Requirement - Copy out each line of the data that holds the word "Shkola".

--- Information shown Enclosed Below ---

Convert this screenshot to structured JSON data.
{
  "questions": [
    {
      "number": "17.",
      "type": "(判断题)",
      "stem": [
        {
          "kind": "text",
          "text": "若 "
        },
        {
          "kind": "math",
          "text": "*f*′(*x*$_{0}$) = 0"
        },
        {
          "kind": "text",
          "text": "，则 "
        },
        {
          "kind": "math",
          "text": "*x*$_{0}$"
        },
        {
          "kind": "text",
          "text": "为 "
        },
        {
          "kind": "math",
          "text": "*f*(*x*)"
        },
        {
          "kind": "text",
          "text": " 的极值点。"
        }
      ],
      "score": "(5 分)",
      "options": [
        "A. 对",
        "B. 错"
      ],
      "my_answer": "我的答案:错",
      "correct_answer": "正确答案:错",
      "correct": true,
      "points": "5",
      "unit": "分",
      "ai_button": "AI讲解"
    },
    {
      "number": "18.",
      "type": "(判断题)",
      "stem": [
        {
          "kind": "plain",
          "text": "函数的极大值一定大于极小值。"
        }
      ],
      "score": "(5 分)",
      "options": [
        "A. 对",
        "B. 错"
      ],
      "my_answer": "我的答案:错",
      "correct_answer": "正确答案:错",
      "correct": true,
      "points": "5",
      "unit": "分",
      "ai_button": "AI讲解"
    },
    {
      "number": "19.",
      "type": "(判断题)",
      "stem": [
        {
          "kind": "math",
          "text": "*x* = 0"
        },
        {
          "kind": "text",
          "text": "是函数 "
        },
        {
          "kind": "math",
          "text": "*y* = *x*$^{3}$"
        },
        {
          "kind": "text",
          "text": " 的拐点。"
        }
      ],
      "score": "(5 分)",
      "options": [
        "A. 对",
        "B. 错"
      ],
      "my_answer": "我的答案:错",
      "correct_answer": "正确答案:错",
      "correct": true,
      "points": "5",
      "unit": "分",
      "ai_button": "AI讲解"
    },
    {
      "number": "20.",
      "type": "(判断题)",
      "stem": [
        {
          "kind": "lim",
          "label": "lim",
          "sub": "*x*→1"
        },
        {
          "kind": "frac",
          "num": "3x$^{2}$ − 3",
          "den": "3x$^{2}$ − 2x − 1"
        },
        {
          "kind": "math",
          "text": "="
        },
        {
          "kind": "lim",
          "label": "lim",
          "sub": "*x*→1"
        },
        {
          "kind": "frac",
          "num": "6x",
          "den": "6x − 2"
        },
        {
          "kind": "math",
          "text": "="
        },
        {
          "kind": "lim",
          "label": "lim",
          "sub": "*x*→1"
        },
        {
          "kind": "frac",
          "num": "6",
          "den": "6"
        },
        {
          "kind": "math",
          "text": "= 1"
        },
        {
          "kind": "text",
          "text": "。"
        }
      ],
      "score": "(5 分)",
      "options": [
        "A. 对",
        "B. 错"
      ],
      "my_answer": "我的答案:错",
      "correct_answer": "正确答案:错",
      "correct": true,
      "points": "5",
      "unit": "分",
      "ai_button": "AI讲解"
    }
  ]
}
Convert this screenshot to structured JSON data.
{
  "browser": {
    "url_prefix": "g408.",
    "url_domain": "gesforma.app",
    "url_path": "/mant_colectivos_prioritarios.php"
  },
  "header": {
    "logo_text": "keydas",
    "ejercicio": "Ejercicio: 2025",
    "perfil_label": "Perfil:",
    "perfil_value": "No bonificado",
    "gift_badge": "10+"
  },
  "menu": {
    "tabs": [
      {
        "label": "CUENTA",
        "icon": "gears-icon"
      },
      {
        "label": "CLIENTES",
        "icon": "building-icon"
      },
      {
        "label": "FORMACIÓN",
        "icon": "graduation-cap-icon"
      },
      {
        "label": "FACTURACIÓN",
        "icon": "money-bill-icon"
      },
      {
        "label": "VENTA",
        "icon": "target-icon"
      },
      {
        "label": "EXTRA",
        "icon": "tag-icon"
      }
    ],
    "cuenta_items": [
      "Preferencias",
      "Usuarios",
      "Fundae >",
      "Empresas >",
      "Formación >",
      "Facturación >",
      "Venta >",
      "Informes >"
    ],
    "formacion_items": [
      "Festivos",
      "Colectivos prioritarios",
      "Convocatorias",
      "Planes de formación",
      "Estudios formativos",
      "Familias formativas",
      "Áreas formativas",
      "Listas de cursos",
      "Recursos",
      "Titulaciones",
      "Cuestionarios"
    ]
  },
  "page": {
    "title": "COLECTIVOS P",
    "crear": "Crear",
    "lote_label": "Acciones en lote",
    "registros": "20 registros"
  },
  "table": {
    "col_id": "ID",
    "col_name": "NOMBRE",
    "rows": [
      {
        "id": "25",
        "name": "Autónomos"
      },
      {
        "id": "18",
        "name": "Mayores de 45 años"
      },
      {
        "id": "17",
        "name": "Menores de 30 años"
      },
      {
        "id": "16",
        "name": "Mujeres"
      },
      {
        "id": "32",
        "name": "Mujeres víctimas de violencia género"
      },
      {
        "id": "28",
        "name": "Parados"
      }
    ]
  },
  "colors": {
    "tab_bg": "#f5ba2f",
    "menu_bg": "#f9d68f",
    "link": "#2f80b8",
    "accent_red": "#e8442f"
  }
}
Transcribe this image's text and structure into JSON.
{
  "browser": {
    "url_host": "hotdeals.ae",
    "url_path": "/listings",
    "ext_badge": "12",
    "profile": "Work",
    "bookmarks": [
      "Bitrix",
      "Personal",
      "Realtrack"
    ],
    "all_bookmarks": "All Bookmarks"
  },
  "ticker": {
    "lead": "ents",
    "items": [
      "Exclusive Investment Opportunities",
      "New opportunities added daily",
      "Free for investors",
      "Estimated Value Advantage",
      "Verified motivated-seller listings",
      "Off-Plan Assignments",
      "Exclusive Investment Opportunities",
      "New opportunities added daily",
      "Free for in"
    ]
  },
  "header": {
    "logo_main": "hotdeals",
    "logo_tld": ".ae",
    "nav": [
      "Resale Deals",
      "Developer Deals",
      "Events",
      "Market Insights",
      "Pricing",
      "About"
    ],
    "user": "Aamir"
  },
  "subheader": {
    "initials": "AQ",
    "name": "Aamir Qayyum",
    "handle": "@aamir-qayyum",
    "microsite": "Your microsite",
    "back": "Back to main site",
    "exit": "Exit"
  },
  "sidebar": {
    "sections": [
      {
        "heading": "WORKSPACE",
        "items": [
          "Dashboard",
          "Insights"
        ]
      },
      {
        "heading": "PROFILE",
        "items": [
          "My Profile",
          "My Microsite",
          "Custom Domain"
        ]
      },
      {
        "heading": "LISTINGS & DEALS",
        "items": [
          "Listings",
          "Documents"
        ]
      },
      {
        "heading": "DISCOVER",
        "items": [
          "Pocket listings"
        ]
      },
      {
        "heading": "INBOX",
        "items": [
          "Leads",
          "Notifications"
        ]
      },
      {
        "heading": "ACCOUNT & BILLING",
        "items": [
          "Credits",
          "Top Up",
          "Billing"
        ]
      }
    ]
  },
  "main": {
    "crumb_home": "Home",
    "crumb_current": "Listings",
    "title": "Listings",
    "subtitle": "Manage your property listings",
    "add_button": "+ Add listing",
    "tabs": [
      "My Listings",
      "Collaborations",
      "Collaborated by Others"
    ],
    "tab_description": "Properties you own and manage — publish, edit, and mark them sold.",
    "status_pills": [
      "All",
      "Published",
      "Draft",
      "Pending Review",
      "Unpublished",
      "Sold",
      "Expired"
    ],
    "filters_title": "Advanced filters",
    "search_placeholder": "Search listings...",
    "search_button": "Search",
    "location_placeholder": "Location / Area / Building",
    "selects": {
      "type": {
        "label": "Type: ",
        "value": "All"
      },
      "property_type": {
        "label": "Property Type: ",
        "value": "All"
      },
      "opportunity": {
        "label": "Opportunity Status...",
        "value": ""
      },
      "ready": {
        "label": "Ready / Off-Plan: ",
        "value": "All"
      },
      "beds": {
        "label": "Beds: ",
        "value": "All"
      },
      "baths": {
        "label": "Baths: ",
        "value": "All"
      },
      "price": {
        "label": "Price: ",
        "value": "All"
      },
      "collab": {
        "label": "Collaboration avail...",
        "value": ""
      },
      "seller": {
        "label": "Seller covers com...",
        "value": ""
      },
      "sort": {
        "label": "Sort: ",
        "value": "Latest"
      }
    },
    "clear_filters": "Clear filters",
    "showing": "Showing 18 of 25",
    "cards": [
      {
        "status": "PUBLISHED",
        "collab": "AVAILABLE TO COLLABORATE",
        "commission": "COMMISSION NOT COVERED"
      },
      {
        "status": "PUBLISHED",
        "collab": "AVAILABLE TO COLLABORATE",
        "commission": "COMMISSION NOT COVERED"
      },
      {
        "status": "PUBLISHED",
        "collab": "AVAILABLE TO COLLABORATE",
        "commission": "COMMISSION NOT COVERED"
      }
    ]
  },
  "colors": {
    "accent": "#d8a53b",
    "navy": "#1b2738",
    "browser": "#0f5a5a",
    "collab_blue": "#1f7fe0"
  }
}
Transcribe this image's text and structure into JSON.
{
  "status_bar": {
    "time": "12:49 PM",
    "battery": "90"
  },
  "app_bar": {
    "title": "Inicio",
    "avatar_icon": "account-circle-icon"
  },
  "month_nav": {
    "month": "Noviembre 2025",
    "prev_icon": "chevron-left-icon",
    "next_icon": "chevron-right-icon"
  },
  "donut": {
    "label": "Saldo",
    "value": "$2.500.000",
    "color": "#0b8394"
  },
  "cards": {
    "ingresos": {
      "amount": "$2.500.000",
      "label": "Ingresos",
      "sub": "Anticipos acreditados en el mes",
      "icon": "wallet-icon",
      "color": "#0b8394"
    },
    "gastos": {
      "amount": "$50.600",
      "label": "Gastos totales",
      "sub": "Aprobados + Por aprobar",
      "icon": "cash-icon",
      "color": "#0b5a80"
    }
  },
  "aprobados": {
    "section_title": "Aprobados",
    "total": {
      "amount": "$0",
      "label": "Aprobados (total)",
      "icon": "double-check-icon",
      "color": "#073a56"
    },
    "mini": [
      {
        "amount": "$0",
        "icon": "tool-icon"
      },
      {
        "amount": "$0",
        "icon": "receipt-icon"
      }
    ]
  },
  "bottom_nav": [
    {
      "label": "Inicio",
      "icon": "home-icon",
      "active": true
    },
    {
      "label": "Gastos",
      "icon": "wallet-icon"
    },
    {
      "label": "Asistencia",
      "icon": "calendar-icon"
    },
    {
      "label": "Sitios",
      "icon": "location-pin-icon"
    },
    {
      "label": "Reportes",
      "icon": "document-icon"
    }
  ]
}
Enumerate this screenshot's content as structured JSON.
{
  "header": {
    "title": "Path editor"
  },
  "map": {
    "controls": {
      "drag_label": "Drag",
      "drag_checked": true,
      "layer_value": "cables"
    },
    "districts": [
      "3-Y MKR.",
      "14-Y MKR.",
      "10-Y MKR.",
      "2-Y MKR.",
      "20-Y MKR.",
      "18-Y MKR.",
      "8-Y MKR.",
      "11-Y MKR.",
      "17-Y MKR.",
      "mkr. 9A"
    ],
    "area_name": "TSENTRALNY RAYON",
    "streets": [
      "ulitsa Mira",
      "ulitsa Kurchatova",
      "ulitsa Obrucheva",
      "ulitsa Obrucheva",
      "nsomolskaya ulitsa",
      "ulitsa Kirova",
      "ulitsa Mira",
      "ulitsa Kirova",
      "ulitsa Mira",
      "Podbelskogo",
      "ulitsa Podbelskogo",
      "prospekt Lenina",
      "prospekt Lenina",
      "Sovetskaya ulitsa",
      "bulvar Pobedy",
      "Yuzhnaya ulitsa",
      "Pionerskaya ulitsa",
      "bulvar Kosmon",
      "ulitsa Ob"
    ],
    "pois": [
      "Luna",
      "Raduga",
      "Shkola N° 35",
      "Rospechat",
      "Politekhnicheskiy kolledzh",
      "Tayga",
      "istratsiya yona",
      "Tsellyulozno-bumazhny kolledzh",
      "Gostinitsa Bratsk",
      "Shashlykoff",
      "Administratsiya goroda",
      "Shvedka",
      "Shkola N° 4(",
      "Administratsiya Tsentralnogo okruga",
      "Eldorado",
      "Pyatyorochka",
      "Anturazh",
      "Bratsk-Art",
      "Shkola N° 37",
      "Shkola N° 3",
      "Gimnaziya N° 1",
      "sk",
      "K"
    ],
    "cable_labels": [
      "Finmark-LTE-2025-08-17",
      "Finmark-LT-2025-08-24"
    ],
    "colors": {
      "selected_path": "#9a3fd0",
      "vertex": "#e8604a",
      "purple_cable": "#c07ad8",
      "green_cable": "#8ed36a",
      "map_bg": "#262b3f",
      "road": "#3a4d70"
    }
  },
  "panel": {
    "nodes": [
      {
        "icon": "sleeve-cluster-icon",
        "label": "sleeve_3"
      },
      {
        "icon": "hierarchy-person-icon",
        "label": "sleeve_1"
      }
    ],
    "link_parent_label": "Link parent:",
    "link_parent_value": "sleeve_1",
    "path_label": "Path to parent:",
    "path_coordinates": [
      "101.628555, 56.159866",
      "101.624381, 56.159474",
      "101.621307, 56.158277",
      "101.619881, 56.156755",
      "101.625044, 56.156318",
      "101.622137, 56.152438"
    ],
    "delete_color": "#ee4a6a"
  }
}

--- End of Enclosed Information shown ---

Problem solution -
      "Shkola N° 35",
      "Shkola N° 4(",
      "Shkola N° 37",
      "Shkola N° 3",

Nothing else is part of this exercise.